The latest addition to my collection is this Howard Grubb aluminium Aplanatic 12x10 lens made in Dublin, probably in the late 1890s. This was probably one of the earliest aluminium lenses made by Grubb. Were there aluminium lenses from other manufacturers before this time? Aluminium was lighter than brass, but was then new as a refined product for manufacturing and very expensive to produce.
The lens has a diaphragm aperture, shown below at f22.
The lens has an aperture scale showing f11.3, 16, 22, 32, 45 and 64. F 11.3 was used in the Royal Photographic Society aperture scale which was introduced between 1895 and 1902. Any information about the date of introduction of the RPS scale might help to date the lens. I have access to a works notebook which provides finish dates for various Grubb lenses made in Dublin, but it ends before this serial number.
This might point to a specialised application which could have been for astronomical, scientific, industrial or military purposes. Meteorological use has also been suggested as the orange would enhance cloud formations. The Grubb works had also produced astronomical instruments for many years before this lens was made and was also getting involved in the manufacture of military optics around this time.
There is no sign of the signature on the edge of the lens which was there in the time of Howard's father, Thomas Grubb. This was mentioned in a previous blog post.
All helpful suggestions would be gratefully received.

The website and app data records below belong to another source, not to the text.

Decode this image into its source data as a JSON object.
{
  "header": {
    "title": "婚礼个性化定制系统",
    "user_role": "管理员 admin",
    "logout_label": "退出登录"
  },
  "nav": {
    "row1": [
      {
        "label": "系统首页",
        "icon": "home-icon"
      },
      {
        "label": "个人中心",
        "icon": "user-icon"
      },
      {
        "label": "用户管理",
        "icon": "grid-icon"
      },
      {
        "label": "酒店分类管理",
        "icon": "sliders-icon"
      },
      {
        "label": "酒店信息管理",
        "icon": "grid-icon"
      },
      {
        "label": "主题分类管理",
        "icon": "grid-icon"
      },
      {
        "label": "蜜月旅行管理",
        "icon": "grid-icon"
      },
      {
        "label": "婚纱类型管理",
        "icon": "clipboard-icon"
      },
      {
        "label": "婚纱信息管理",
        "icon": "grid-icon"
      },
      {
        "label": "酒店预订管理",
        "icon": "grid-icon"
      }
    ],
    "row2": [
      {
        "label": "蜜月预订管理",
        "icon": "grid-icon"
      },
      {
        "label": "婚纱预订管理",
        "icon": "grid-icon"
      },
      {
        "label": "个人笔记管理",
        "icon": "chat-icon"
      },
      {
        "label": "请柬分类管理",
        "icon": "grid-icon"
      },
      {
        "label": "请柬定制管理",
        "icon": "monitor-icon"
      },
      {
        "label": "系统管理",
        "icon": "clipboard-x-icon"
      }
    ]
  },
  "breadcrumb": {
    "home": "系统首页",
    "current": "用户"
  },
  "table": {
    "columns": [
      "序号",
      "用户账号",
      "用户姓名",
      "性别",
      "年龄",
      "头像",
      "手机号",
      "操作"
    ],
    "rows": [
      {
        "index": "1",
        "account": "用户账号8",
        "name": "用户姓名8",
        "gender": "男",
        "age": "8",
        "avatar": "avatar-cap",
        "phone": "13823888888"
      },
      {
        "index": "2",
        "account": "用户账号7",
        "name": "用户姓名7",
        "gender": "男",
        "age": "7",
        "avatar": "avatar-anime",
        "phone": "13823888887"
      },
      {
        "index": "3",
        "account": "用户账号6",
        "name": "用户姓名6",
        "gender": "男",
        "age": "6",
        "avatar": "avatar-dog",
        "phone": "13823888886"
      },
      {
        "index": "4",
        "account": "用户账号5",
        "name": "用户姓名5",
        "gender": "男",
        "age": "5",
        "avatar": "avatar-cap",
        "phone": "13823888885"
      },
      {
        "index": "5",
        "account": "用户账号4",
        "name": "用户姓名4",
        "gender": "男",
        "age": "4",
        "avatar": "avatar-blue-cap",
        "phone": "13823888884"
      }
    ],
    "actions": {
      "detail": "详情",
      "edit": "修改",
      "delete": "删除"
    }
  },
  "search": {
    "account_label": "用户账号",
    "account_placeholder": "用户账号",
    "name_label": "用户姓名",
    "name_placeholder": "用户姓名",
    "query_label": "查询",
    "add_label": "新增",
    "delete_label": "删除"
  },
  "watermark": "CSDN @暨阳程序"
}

Finally, the real mystery. The lens itself is orange coated, just like an orange filter for enhancing contrast.